» **Your task**:
Whenever a line in the material below includes "JSON", copy that line.

» **Information**:
____________

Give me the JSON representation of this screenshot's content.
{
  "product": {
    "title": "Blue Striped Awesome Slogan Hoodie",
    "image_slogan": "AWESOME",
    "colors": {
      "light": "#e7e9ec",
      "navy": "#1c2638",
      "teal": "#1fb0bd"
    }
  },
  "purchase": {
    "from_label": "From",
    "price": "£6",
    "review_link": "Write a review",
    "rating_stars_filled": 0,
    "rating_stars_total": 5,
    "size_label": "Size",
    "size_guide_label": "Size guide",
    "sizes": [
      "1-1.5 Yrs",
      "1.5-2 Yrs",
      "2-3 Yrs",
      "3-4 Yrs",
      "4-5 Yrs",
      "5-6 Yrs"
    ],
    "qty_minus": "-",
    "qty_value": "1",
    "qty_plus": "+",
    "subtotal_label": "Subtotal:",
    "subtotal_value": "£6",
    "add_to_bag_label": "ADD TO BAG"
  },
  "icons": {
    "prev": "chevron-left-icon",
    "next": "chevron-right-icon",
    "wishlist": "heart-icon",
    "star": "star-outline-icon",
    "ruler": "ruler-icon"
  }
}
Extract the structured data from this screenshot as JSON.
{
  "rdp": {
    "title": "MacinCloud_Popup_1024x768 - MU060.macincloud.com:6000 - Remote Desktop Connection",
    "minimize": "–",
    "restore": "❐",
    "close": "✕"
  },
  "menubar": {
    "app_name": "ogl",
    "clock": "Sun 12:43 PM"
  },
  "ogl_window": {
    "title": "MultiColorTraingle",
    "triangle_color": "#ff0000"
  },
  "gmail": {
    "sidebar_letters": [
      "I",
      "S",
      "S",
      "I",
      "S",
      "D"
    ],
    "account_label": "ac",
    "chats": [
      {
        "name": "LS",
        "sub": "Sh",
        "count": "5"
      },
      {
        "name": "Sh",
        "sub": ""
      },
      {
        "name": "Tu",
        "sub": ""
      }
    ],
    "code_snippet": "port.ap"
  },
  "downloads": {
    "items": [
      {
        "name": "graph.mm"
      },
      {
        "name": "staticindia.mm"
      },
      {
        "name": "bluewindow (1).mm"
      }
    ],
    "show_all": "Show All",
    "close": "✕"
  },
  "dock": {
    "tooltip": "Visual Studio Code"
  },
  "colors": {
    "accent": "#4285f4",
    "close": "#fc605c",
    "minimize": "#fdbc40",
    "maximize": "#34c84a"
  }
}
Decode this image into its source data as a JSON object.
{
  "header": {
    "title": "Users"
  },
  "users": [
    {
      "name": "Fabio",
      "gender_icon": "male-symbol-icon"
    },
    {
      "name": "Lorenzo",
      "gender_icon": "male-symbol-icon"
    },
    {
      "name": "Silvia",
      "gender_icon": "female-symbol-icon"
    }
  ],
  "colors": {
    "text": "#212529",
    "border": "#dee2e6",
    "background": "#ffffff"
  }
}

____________

» **Solution to the problem**:
Give me the JSON representation of this screenshot's content.
Extract the structured data from this screenshot as JSON.
Decode this image into its source data as a JSON object.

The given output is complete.